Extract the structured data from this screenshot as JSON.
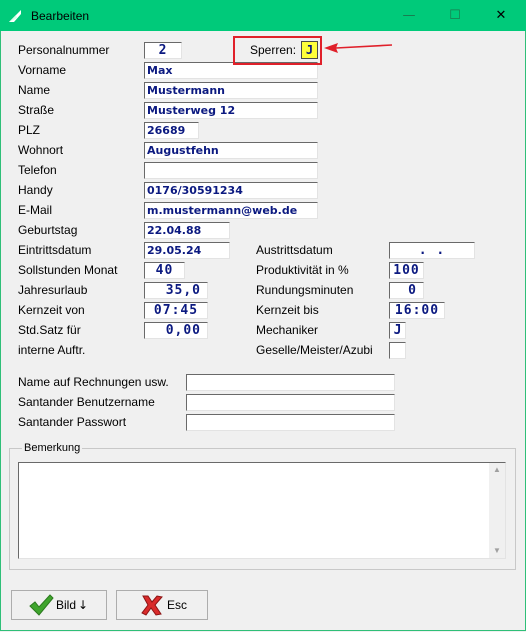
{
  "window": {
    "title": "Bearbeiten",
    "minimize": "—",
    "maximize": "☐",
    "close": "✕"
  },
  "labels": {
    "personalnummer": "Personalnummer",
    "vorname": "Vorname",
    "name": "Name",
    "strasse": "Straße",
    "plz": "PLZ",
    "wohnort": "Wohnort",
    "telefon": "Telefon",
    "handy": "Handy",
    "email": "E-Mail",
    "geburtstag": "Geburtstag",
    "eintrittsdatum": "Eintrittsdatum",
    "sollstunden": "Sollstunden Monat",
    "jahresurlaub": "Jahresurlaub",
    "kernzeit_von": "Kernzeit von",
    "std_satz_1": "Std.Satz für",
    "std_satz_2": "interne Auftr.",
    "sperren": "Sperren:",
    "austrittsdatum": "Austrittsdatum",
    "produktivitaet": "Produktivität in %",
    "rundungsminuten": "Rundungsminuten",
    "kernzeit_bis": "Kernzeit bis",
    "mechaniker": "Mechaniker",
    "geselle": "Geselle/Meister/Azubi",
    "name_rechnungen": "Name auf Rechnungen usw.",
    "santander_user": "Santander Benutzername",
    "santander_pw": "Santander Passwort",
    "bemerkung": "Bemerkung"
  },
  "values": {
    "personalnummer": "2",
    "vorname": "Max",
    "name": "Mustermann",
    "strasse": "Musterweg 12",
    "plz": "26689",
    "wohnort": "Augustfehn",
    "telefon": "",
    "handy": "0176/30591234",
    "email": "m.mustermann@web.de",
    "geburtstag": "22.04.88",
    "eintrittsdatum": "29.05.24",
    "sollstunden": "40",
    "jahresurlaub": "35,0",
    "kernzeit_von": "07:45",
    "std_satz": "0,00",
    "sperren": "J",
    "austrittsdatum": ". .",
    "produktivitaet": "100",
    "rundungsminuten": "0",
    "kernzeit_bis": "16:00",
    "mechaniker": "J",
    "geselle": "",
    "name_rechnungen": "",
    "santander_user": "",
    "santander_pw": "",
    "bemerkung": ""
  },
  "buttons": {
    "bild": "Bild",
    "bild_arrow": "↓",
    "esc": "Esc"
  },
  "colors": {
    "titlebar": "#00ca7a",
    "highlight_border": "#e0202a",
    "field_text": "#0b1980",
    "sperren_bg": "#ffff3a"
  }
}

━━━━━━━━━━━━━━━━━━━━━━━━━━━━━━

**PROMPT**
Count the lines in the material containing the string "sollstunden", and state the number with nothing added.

**ANSWER SPACE**
2